TASK STATEMENT:
Note how many lines in these entries contain "Scene", and reply with that number alone.

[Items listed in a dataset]
Segment Open
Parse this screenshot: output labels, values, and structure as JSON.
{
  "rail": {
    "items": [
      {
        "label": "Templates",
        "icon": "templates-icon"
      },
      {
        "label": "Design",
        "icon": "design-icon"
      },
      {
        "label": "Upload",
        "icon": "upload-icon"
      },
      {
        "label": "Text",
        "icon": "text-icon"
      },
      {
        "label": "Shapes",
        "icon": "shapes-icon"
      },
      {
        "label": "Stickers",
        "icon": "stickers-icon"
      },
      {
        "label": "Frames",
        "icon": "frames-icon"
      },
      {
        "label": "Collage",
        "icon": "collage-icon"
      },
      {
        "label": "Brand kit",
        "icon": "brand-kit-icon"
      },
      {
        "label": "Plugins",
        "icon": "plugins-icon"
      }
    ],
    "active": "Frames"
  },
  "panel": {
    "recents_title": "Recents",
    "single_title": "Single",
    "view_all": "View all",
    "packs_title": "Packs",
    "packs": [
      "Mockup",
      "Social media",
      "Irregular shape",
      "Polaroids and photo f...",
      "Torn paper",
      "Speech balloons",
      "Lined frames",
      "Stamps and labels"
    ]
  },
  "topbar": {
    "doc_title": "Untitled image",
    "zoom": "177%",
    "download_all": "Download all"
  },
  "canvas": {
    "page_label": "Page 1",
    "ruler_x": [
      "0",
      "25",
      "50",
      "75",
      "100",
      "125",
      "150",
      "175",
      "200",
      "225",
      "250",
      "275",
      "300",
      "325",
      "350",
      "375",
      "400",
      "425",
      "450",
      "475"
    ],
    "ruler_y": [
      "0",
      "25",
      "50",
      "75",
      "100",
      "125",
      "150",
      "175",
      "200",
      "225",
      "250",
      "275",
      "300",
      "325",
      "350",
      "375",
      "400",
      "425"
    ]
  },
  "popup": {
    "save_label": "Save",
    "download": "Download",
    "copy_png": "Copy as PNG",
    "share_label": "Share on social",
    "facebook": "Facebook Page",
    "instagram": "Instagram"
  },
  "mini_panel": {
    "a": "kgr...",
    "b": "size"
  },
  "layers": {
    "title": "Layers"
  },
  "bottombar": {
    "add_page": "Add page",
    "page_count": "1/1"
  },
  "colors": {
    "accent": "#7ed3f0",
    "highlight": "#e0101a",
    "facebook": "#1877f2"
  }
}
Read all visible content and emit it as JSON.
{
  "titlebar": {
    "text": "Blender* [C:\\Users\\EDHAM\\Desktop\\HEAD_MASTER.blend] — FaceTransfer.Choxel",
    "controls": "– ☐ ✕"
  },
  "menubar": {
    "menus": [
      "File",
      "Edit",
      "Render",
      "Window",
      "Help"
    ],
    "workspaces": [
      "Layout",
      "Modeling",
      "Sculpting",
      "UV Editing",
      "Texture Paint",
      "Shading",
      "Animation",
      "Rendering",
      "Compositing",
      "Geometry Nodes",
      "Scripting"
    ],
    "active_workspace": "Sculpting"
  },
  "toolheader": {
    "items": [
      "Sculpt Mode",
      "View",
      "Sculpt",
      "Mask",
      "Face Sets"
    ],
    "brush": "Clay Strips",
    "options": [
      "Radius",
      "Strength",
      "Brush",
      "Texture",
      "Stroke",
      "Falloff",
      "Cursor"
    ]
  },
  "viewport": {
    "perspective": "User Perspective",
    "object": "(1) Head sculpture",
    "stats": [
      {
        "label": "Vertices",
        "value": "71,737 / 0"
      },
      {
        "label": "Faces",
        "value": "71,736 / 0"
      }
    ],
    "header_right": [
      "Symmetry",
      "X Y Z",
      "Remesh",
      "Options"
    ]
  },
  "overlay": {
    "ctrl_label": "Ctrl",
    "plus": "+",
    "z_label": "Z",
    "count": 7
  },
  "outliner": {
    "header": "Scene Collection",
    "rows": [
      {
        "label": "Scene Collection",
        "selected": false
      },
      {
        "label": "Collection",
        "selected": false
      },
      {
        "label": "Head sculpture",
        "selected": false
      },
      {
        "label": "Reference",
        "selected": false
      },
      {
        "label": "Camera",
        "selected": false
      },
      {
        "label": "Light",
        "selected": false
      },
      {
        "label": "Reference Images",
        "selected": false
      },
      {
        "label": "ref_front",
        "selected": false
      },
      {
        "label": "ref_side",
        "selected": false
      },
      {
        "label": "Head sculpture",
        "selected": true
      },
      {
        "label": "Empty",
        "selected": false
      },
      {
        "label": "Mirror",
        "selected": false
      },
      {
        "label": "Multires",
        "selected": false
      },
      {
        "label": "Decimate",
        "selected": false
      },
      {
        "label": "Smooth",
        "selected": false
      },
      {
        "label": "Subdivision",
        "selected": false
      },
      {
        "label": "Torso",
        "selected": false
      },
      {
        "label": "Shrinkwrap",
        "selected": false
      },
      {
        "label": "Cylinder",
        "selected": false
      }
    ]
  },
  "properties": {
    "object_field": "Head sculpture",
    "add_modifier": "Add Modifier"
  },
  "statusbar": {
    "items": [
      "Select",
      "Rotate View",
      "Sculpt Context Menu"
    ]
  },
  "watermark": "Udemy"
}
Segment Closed
TASK SOLUTION:
2